When I reached about 500 or 600 followers, I felt like Twitter changed. I hadn’t followed many new accounts, but there seemed to be a shift. I felt like my notifications stream was as entertaining as my own feed, and I was finally getting back what I was putting in.
Eighty-two percent of Twitter users have fewer than 350 followers, and 391 million Twitter accounts have zero. But, as with nearly all things things in life, most of us want more. Famous celebrities like Taye Diggs and Montel Williams have spent thousands of dollars on social media consultants tasked with pumping up their presence. People make awful jokes, fill their tweets with erroneous hashtags, manual-RT, and even pay to promote their own accounts—all in pursuit of more followers.
According to analytics firm Beevolve, the average Twitter user has around 208 followers. However, nearly half (44 percent) of all users have never sent a tweet. One might assume that the more you tweet, the more followers you’ll gain, but tweet frequency rarely correlates with follower count. Mark Zuckerberg (@finkd), Beyoncé (@Beyonce) and Brian Williams (@bwilliams) have all tweeted fewer than 20 times, but they’re still blessed with thousands of followers because of who they are.
Studies say that once you make about $75,000 a year, earning more money doesn't affect your overall happiness. Is there a baseline follower equivalent for Twitter?
I have 200 followers. This is the same amount as Jesus when he was first starting out, I think.— Adrian Chen (@AdrianChen) August 26, 2009
@mattbuchanan i would give anything to have <1K followers again. Those were the days. I could tweet weird shit and just... beautiful silence— Adrian Chen (@AdrianChen) December 13, 2013
Samir Mezrahi, who runs social media for BuzzFeed, wrote in late 2012 that the target number of followers should be 3,000. “In general, when you hit 3,000, you are pretty much guaranteed to get some kind of reaction to all of your tweets. Which is what we want to get out of a tweet, whether it is a fav, a comment, or a retweet, we live to know that someone is listening.

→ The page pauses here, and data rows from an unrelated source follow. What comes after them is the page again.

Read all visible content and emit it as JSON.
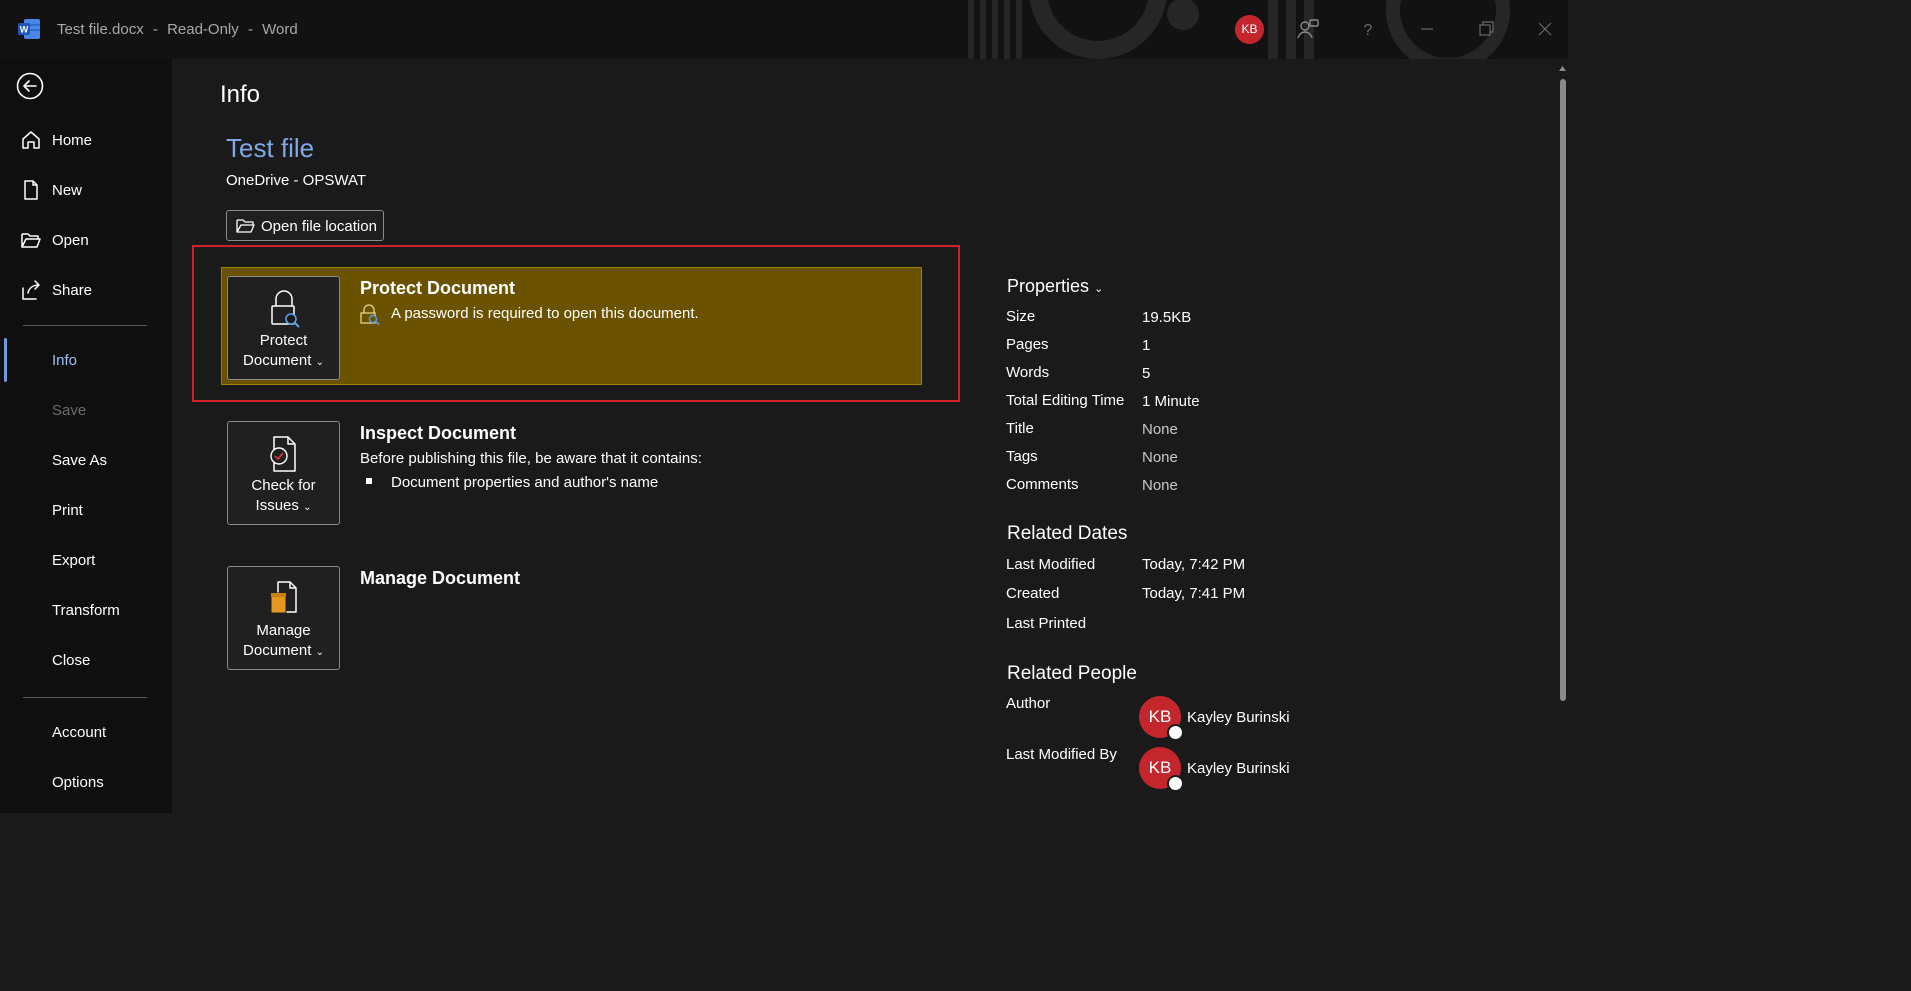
{
  "titlebar": {
    "file_name": "Test file.docx",
    "mode": "Read-Only",
    "app": "Word",
    "separator": "-",
    "user_initials": "KB"
  },
  "nav": {
    "items": [
      {
        "label": "Home"
      },
      {
        "label": "New"
      },
      {
        "label": "Open"
      },
      {
        "label": "Share"
      },
      {
        "label": "Info"
      },
      {
        "label": "Save"
      },
      {
        "label": "Save As"
      },
      {
        "label": "Print"
      },
      {
        "label": "Export"
      },
      {
        "label": "Transform"
      },
      {
        "label": "Close"
      },
      {
        "label": "Account"
      },
      {
        "label": "Options"
      }
    ]
  },
  "main": {
    "heading": "Info",
    "doc_title": "Test file",
    "doc_location": "OneDrive - OPSWAT",
    "open_location_label": "Open file location",
    "protect": {
      "tile_line1": "Protect",
      "tile_line2": "Document",
      "title": "Protect Document",
      "description": "A password is required to open this document."
    },
    "inspect": {
      "tile_line1": "Check for",
      "tile_line2": "Issues",
      "title": "Inspect Document",
      "description": "Before publishing this file, be aware that it contains:",
      "bullet": "Document properties and author's name"
    },
    "manage": {
      "tile_line1": "Manage",
      "tile_line2": "Document",
      "title": "Manage Document"
    }
  },
  "properties": {
    "heading": "Properties",
    "rows": [
      {
        "label": "Size",
        "value": "19.5KB"
      },
      {
        "label": "Pages",
        "value": "1"
      },
      {
        "label": "Words",
        "value": "5"
      },
      {
        "label": "Total Editing Time",
        "value": "1 Minute"
      },
      {
        "label": "Title",
        "value": "None"
      },
      {
        "label": "Tags",
        "value": "None"
      },
      {
        "label": "Comments",
        "value": "None"
      }
    ],
    "related_dates": {
      "heading": "Related Dates",
      "rows": [
        {
          "label": "Last Modified",
          "value": "Today, 7:42 PM"
        },
        {
          "label": "Created",
          "value": "Today, 7:41 PM"
        },
        {
          "label": "Last Printed",
          "value": ""
        }
      ]
    },
    "related_people": {
      "heading": "Related People",
      "author_label": "Author",
      "author_initials": "KB",
      "author_name": "Kayley Burinski",
      "modified_by_label": "Last Modified By",
      "modified_by_initials": "KB",
      "modified_by_name": "Kayley Burinski"
    }
  },
  "colors": {
    "accent": "#7ea8e6",
    "highlight_border": "#d0202a",
    "protect_bg": "#6b5200",
    "avatar": "#c4262e"
  }
}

Even if the response is negative, you want to know that there is someone out there reading what you do.”
But not everyone feels like their account needs spectators. “Half the stuff I tweet isn't really well-suited for an audience so much as it's getting an earworm (brainworm?) out of my head. Almost like how I imagine people use a journal or whatever,” says Nate (@Epitasis), an anonymous Twitter user from Illinois. “I feel pretty fortunate to even have the amount of followers I do because it's a little silly that 700 people subject themselves to my stream of consciousness.”
Austin McElvaney (@shaqlvaney), a Twitter user in San Francisco who currently has 184 followers, found the process of gaining followers so frustrating he finally gave up chasing a number altogether. “I look at Twitter most days, but I don't tweet too often anymore. I tried on a couple hats over the years as a tweeter: asking questions to people I wouldn't otherwise have access to, tweeting jokes/commentary on breaking news/memes, for a while I was tweeting things I would hear in public just randomly out of context, but I never really got much utility out of that type of tweeting, so now I just listen for my own benefit.” However, he does admit, “When people I follow answer comments I've posted to them, I do get this like giddy ‘I just met a celebrity’ buzz.”

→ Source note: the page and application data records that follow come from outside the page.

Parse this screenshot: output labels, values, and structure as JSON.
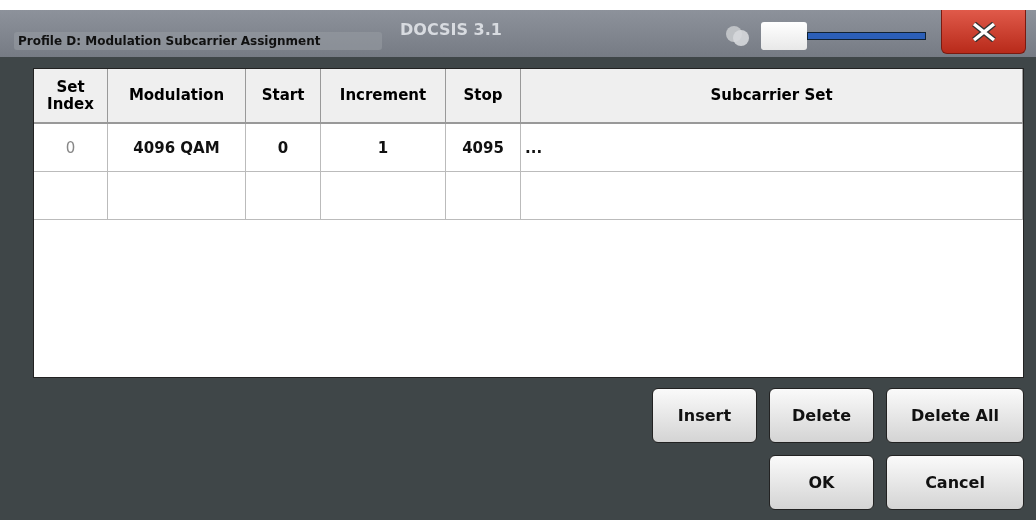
{
  "background_tabs": [
    {
      "label": "DOCSIS 3.1"
    }
  ],
  "dialog": {
    "title": "Profile D: Modulation Subcarrier Assignment",
    "transparency": {
      "level": 0
    }
  },
  "table": {
    "columns": [
      "Set Index",
      "Modulation",
      "Start",
      "Increment",
      "Stop",
      "Subcarrier Set"
    ],
    "rows": [
      {
        "cells": [
          "0",
          "4096 QAM",
          "0",
          "1",
          "4095",
          "..."
        ]
      }
    ]
  },
  "button_rows": [
    [
      {
        "label": "Insert"
      },
      {
        "label": "Delete"
      },
      {
        "label": "Delete All"
      }
    ],
    [
      {
        "label": "OK"
      },
      {
        "label": "Cancel"
      }
    ]
  ]
}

If you’re not a mainstream celebrity, Internet-famous, or a well-known member of the media, the Twitter-follower sweet spot seems to lie somewhere around 500. Of course, if you use Twitter solely as an RSS feed, followers aren’t necessary at all. But like Mizrahi wrote, most people just want to be heard.

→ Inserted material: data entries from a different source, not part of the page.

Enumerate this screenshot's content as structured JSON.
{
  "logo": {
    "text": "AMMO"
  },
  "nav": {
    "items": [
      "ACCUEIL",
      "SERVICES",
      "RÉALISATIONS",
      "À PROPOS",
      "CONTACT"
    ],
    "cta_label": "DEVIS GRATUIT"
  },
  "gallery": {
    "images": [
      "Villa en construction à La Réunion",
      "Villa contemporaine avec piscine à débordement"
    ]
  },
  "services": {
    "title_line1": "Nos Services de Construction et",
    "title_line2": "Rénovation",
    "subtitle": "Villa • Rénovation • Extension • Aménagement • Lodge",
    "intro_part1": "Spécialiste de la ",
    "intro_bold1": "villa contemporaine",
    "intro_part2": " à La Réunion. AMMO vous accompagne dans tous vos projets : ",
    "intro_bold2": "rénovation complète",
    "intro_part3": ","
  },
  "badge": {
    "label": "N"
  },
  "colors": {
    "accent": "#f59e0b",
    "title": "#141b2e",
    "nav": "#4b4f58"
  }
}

Five hundred followers is significant enough that you probably have a group of friends on the service whom you interact with regularly. You may also have a handful of brands you enjoy following you back and, if you’re lucky, a well-known account or someone you admire may have chosen to subscribe to your feed.
As Mezrahi wrote, most people just want to be heard. Most users don’t need a response to every tweet, they don’t live for the RTs, but they want to feel like what they’re saying has some sort value. Five hundred followers guarantees that you’re anonymous enough to tweet crazy things without scrutiny, but you still don’t feel like you’re shouting to an Internet wall.
All that said, there’s nothing like the rush of a new follow. Put my Twitter handle on my grave, because I'll probably chase followers till I die.
'When does it end? How many followers do you need?' My worried girlfriend asks. [i stir my martini then eat the olive] More— Randy (@randygdub) June 25, 2014